These are quite regulated, however some of the other samples made used regulated stitches but the materials used to stitch them have added width to the stitches. Raffia and parcel ribbon gave twisted and wide stitches.
Holes were punched in to card and thread pushed through. One sample has three stitches into each punched hole. This has given a very geometrical result. Another card has holes punched in to it but rather than sewing through the holes, one after another, the needle has been brought up through the hole and wrapped around the edge of the card before moving on to the next hole. This gives an area of uncovered card in the centre of the sample.
Folding lining paper repeatedly gives a fabric like surface. I also repeated this using copy paper. Thread was then stitched through the copy paper to give a more sculptural surface. Wire was passed through the lining paper to form a series of ‘stitches’. This could then be formed to give peaks and valleys that held their shape.
Rows of stitches on crepe paper could be pulled up to give ruched samples, these were also free-standing.
I then tried to combine several papers. Firstly by laying paper squares on top of each other. One row of stitches was put in first, and repeated until there were four rows on the sample. Each row of stitches was recorded by photograph. This allowed me to review the sample as the stitches were building up rather than produce four samples of essentially the same thing.
I produced a few samples in ATV by using chenilled fabric. I wondered if this was possible in paper so laid several types of paper over each, stitched in some straight rows and cut between the rows of stitches. The paper was quite difficult to cut through, there is some kitchen roll in there and it kept bunching up under the scissor blades.

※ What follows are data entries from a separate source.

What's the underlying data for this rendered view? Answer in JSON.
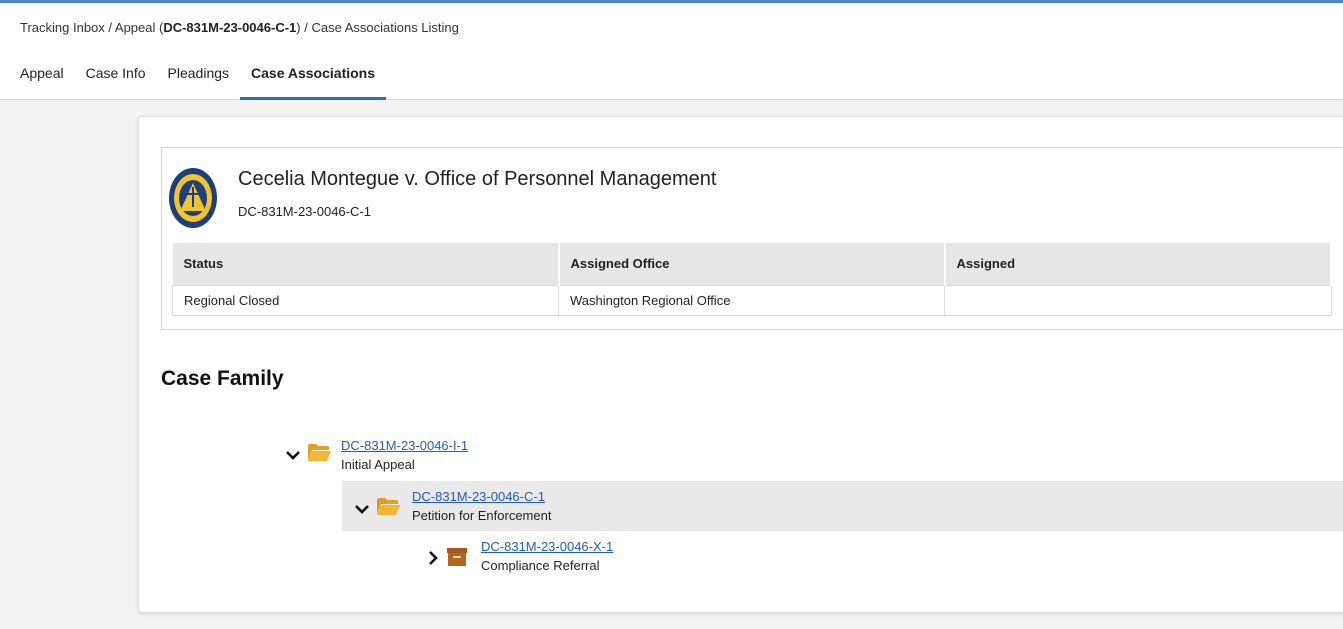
{
  "breadcrumb": {
    "inbox": "Tracking Inbox",
    "sep1": " / ",
    "appeal_prefix": "Appeal (",
    "appeal_id": "DC-831M-23-0046-C-1",
    "appeal_suffix": ")",
    "sep2": " / ",
    "current": "Case Associations Listing"
  },
  "tabs": [
    {
      "label": "Appeal",
      "active": false
    },
    {
      "label": "Case Info",
      "active": false
    },
    {
      "label": "Pleadings",
      "active": false
    },
    {
      "label": "Case Associations",
      "active": true
    }
  ],
  "case": {
    "title": "Cecelia Montegue v. Office of Personnel Management",
    "number": "DC-831M-23-0046-C-1",
    "seal_icon": "mspb-seal-icon"
  },
  "info_table": {
    "headers": [
      "Status",
      "Assigned Office",
      "Assigned"
    ],
    "row": [
      "Regional Closed",
      "Washington Regional Office",
      ""
    ]
  },
  "case_family": {
    "title": "Case Family",
    "nodes": [
      {
        "id": "DC-831M-23-0046-I-1",
        "label": "Initial Appeal",
        "expanded": true,
        "icon": "folder-open-icon"
      },
      {
        "id": "DC-831M-23-0046-C-1",
        "label": "Petition for Enforcement",
        "expanded": true,
        "icon": "folder-open-icon"
      },
      {
        "id": "DC-831M-23-0046-X-1",
        "label": "Compliance Referral",
        "expanded": false,
        "icon": "archive-box-icon"
      }
    ]
  },
  "colors": {
    "accent": "#2f6fb3",
    "link": "#1f5fb8",
    "folder": "#f5b731",
    "archive": "#b5651d"
  }
}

Also the crepe paper kept catching, but once cut, it could be pulled up to support the other paper layers above it.